Coexistence between people and elephants in African savannas
The decline in the range and numbers of elephants as a result of expanding human activity in Africa is recognized as one of the continent's more serious conservation problems. Understanding the relationship between human settlement patterns and elephant abundance is fundamental to predicting the viability of elephant populations. The prevailing model of human-elephant interaction predicts a negative linear relationship between rising human density and declining elephant density at a coarse (national or subcontinental) scale. Using observed elephant densities and human population data, we tested this prediction in a study area of 15,000 km2 in northwestern Zimbabwe. The results did not fit a linear model. Elephant and human coexistence occurs at various levels of human density, up to a threshold of human density beyond which elephant populations disappear. This threshold seems to be related to a particular stage in the process of agriculturally transformed land becoming spatially dominant over the natural woodland that constitutes elephant habitat. Within the contexts of conservation and sustainable development in African savannas, investigating spatial relationships between elephant and human abundance should be a priority topic for future research.
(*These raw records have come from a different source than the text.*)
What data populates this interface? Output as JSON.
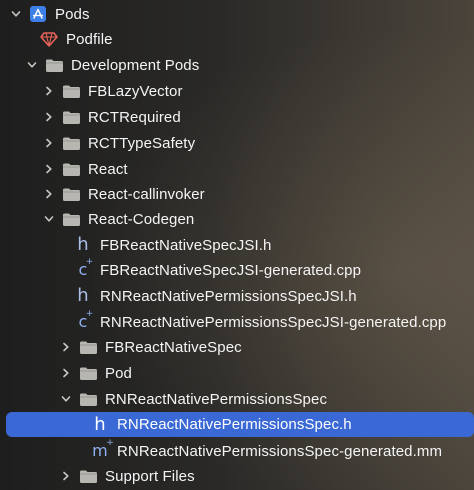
{
  "colors": {
    "selection": "#3a69d6",
    "folder": "#b8b6b1",
    "project_icon": "#3d7fe8",
    "swift_ruby_icon": "#e8635a",
    "source_icon": "#8fb0f0"
  },
  "tree": [
    {
      "label": "Pods",
      "icon": "xcodeproj-icon",
      "disclosure": "expanded"
    },
    {
      "label": "Podfile",
      "icon": "ruby-gem-icon",
      "disclosure": "none"
    },
    {
      "label": "Development Pods",
      "icon": "folder-icon",
      "disclosure": "expanded"
    },
    {
      "label": "FBLazyVector",
      "icon": "folder-icon",
      "disclosure": "collapsed"
    },
    {
      "label": "RCTRequired",
      "icon": "folder-icon",
      "disclosure": "collapsed"
    },
    {
      "label": "RCTTypeSafety",
      "icon": "folder-icon",
      "disclosure": "collapsed"
    },
    {
      "label": "React",
      "icon": "folder-icon",
      "disclosure": "collapsed"
    },
    {
      "label": "React-callinvoker",
      "icon": "folder-icon",
      "disclosure": "collapsed"
    },
    {
      "label": "React-Codegen",
      "icon": "folder-icon",
      "disclosure": "expanded"
    },
    {
      "label": "FBReactNativeSpecJSI.h",
      "icon": "header-file-icon",
      "disclosure": "none"
    },
    {
      "label": "FBReactNativeSpecJSI-generated.cpp",
      "icon": "cpp-file-icon",
      "disclosure": "none"
    },
    {
      "label": "RNReactNativePermissionsSpecJSI.h",
      "icon": "header-file-icon",
      "disclosure": "none"
    },
    {
      "label": "RNReactNativePermissionsSpecJSI-generated.cpp",
      "icon": "cpp-file-icon",
      "disclosure": "none"
    },
    {
      "label": "FBReactNativeSpec",
      "icon": "folder-icon",
      "disclosure": "collapsed"
    },
    {
      "label": "Pod",
      "icon": "folder-icon",
      "disclosure": "collapsed"
    },
    {
      "label": "RNReactNativePermissionsSpec",
      "icon": "folder-icon",
      "disclosure": "expanded"
    },
    {
      "label": "RNReactNativePermissionsSpec.h",
      "icon": "header-file-icon",
      "disclosure": "none",
      "selected": true
    },
    {
      "label": "RNReactNativePermissionsSpec-generated.mm",
      "icon": "objcpp-file-icon",
      "disclosure": "none"
    },
    {
      "label": "Support Files",
      "icon": "folder-icon",
      "disclosure": "collapsed"
    }
  ],
  "glyphs": {
    "header": "h",
    "cpp": "c",
    "objcpp": "m",
    "plus": "+"
  }
}
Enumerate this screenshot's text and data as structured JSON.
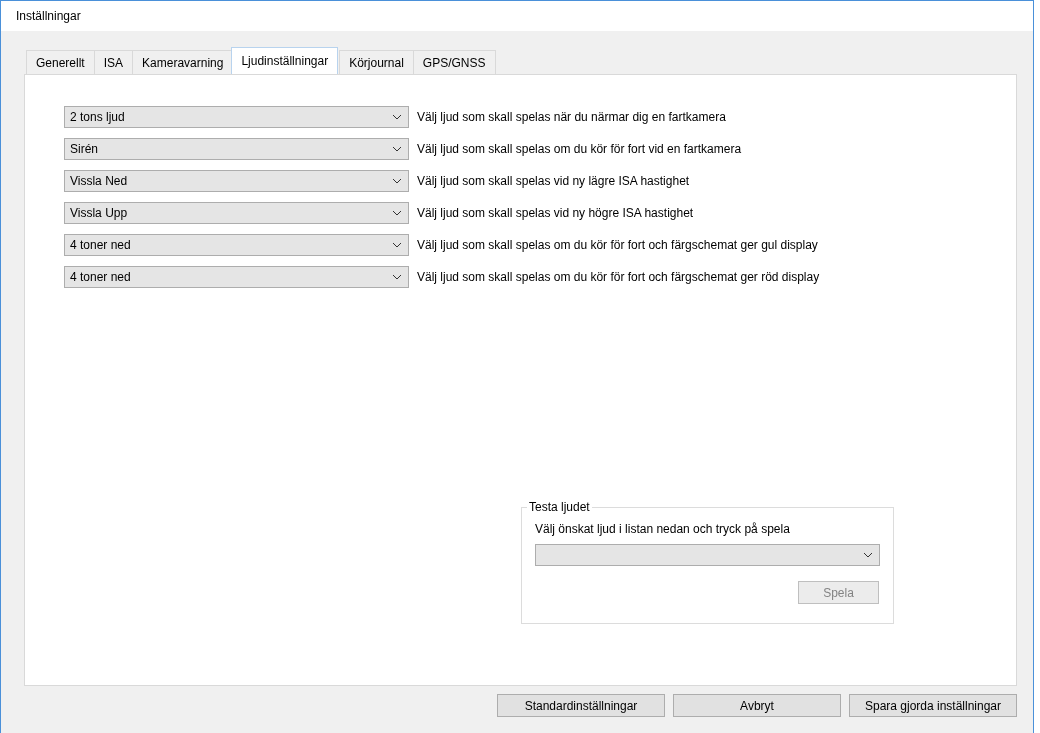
{
  "window": {
    "title": "Inställningar"
  },
  "tabs": [
    {
      "label": "Generellt",
      "selected": false
    },
    {
      "label": "ISA",
      "selected": false
    },
    {
      "label": "Kameravarning",
      "selected": false
    },
    {
      "label": "Ljudinställningar",
      "selected": true
    },
    {
      "label": "Körjournal",
      "selected": false
    },
    {
      "label": "GPS/GNSS",
      "selected": false
    }
  ],
  "sound_rows": [
    {
      "value": "2 tons ljud",
      "label": "Välj ljud som skall spelas när du närmar dig en fartkamera"
    },
    {
      "value": "Sirén",
      "label": "Välj ljud som skall spelas om du kör för fort vid en fartkamera"
    },
    {
      "value": "Vissla Ned",
      "label": "Välj ljud som skall spelas vid ny lägre ISA hastighet"
    },
    {
      "value": "Vissla Upp",
      "label": "Välj ljud som skall spelas vid ny högre ISA hastighet"
    },
    {
      "value": "4 toner ned",
      "label": "Välj ljud som skall spelas om du kör för fort och färgschemat ger gul display"
    },
    {
      "value": "4 toner ned",
      "label": "Välj ljud som skall spelas om du kör för fort och färgschemat ger röd display"
    }
  ],
  "test_group": {
    "title": "Testa ljudet",
    "instruction": "Välj önskat ljud i listan nedan och tryck på spela",
    "play_button": {
      "label": "Spela",
      "disabled": true
    }
  },
  "buttons": [
    {
      "label": "Standardinställningar"
    },
    {
      "label": "Avbryt"
    },
    {
      "label": "Spara gjorda inställningar"
    }
  ]
}
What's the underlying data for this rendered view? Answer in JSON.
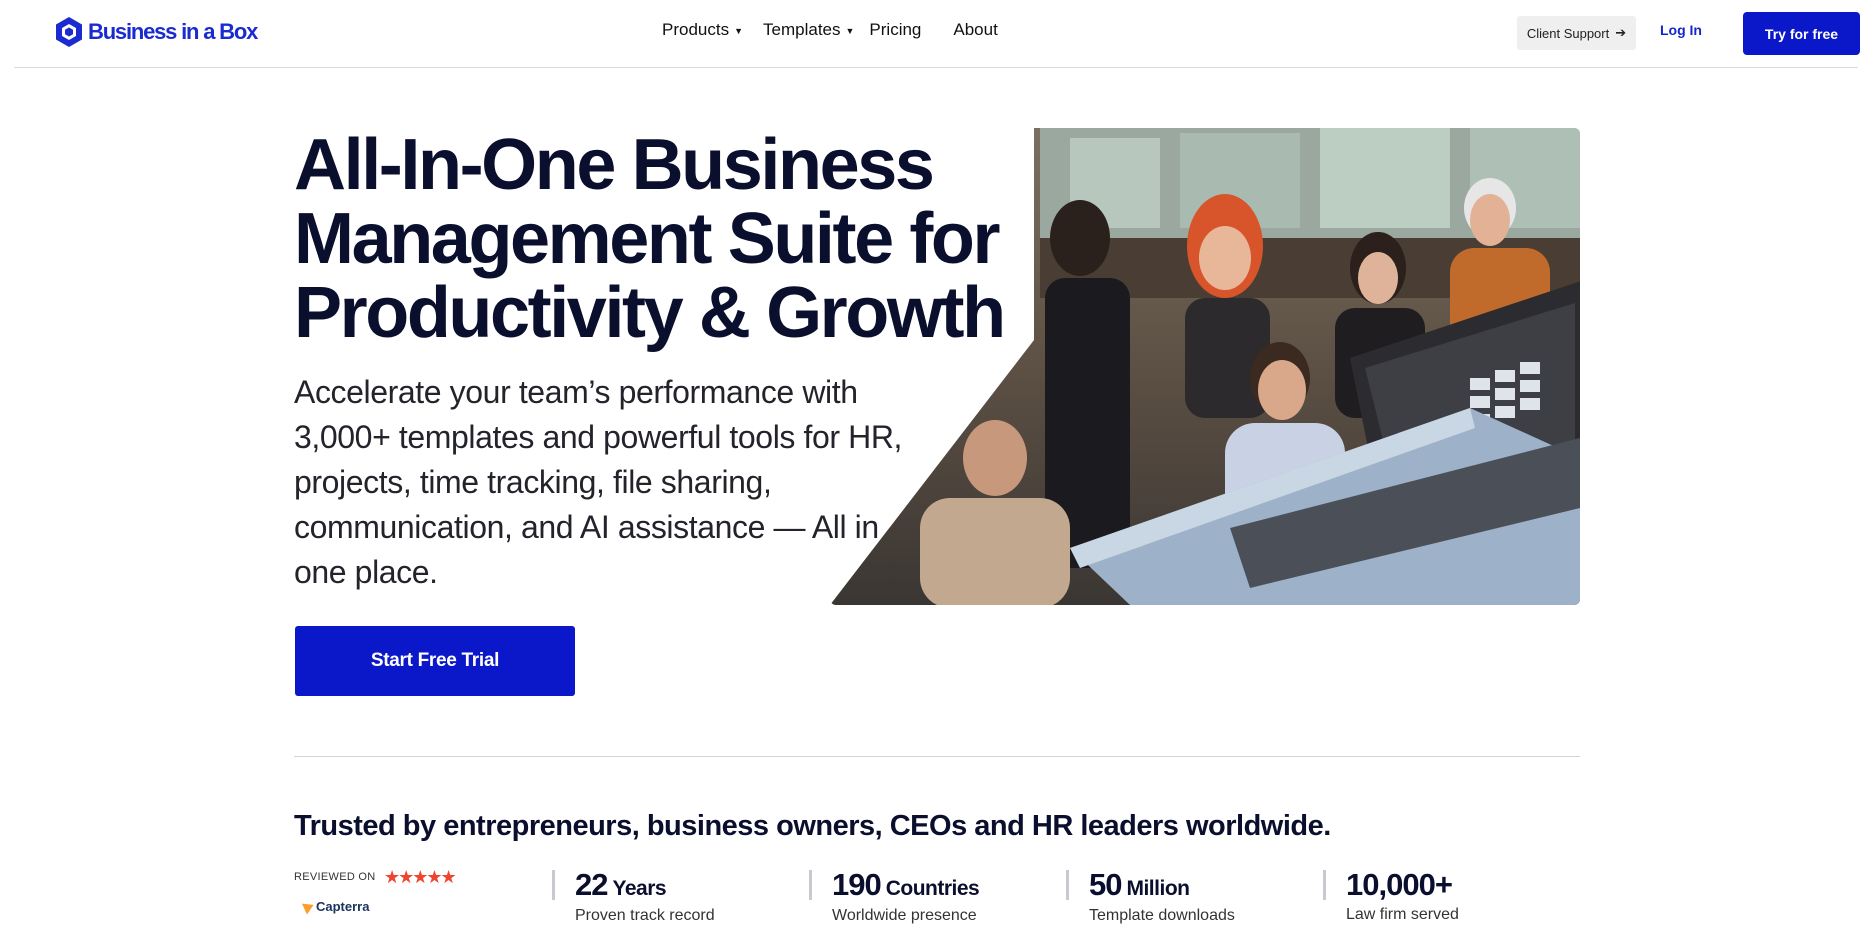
{
  "header": {
    "logo_text": "Business in a Box",
    "nav": {
      "products": "Products",
      "templates": "Templates",
      "pricing": "Pricing",
      "about": "About"
    },
    "client_support": "Client Support",
    "login": "Log In",
    "try_free": "Try for free"
  },
  "hero": {
    "title": "All-In-One Business Management Suite for Productivity & Growth",
    "subtitle": "Accelerate your team’s performance with 3,000+ templates and powerful tools for HR, projects, time tracking, file sharing, communication, and AI assistance — All in one place.",
    "cta": "Start Free Trial"
  },
  "trust": {
    "heading": "Trusted by entrepreneurs, business owners, CEOs and HR leaders worldwide.",
    "reviewed_on": "REVIEWED ON",
    "rating_stars": 5,
    "review_site": "Capterra",
    "stats": [
      {
        "number": "22",
        "unit": "Years",
        "desc": "Proven track record"
      },
      {
        "number": "190",
        "unit": "Countries",
        "desc": "Worldwide presence"
      },
      {
        "number": "50",
        "unit": "Million",
        "desc": "Template downloads"
      },
      {
        "number": "10,000+",
        "unit": "",
        "desc": "Law firm served"
      }
    ]
  },
  "colors": {
    "brand_blue": "#0b18c9",
    "heading_navy": "#0b0f2e",
    "star_red": "#ef4430"
  }
}
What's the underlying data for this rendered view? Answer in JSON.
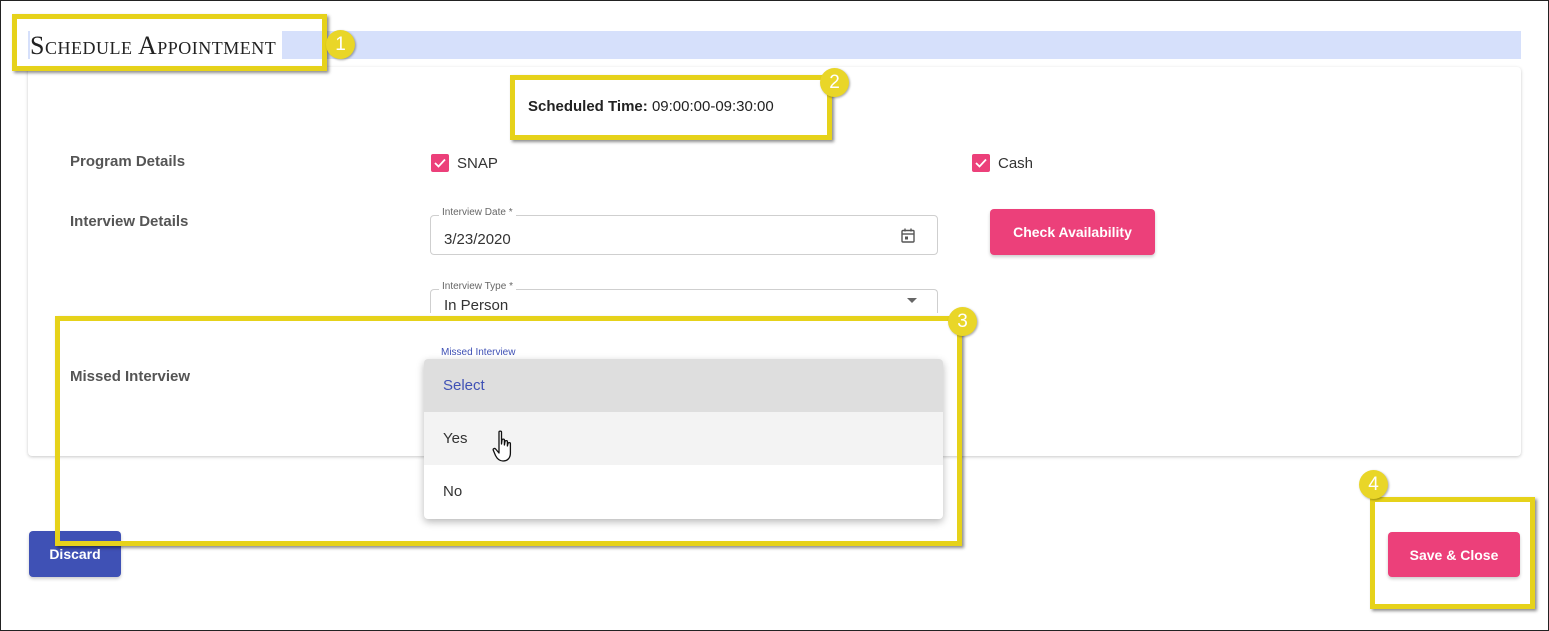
{
  "header": {
    "title": "Schedule Appointment"
  },
  "schedule": {
    "label": "Scheduled Time:",
    "value": "09:00:00-09:30:00"
  },
  "program": {
    "label": "Program Details",
    "options": [
      {
        "label": "SNAP",
        "checked": true
      },
      {
        "label": "Cash",
        "checked": true
      }
    ]
  },
  "interview": {
    "label": "Interview Details",
    "date_label": "Interview Date *",
    "date_value": "3/23/2020",
    "type_label": "Interview Type *",
    "type_value": "In Person",
    "check_button": "Check Availability"
  },
  "missed": {
    "label": "Missed Interview",
    "field_label": "Missed Interview",
    "options": [
      "Select",
      "Yes",
      "No"
    ],
    "selected": "Select",
    "hovered": "Yes"
  },
  "actions": {
    "discard": "Discard",
    "save": "Save & Close"
  },
  "callouts": [
    "1",
    "2",
    "3",
    "4"
  ],
  "colors": {
    "accent_pink": "#ec407a",
    "primary_blue": "#3f51b5",
    "highlight_yellow": "#e6d21a",
    "title_bar": "#d6e0fb"
  },
  "icons": {
    "date": "calendar-icon",
    "select": "caret-down-icon",
    "check": "checkmark-icon",
    "pointer": "hand-cursor-icon"
  }
}
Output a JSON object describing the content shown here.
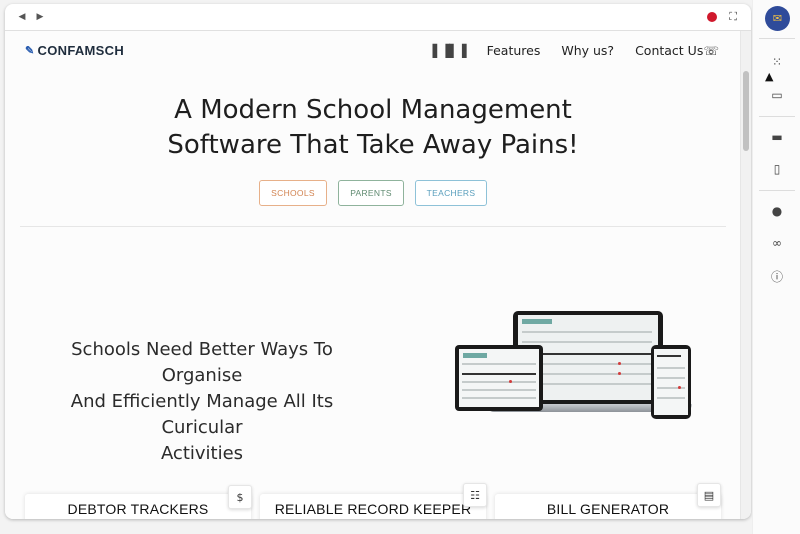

Hoare, R.E. & du Toit, J.T. 1999. Coexistence between people and elephants in African savannas. Conservation Biology, 13(3):1-7.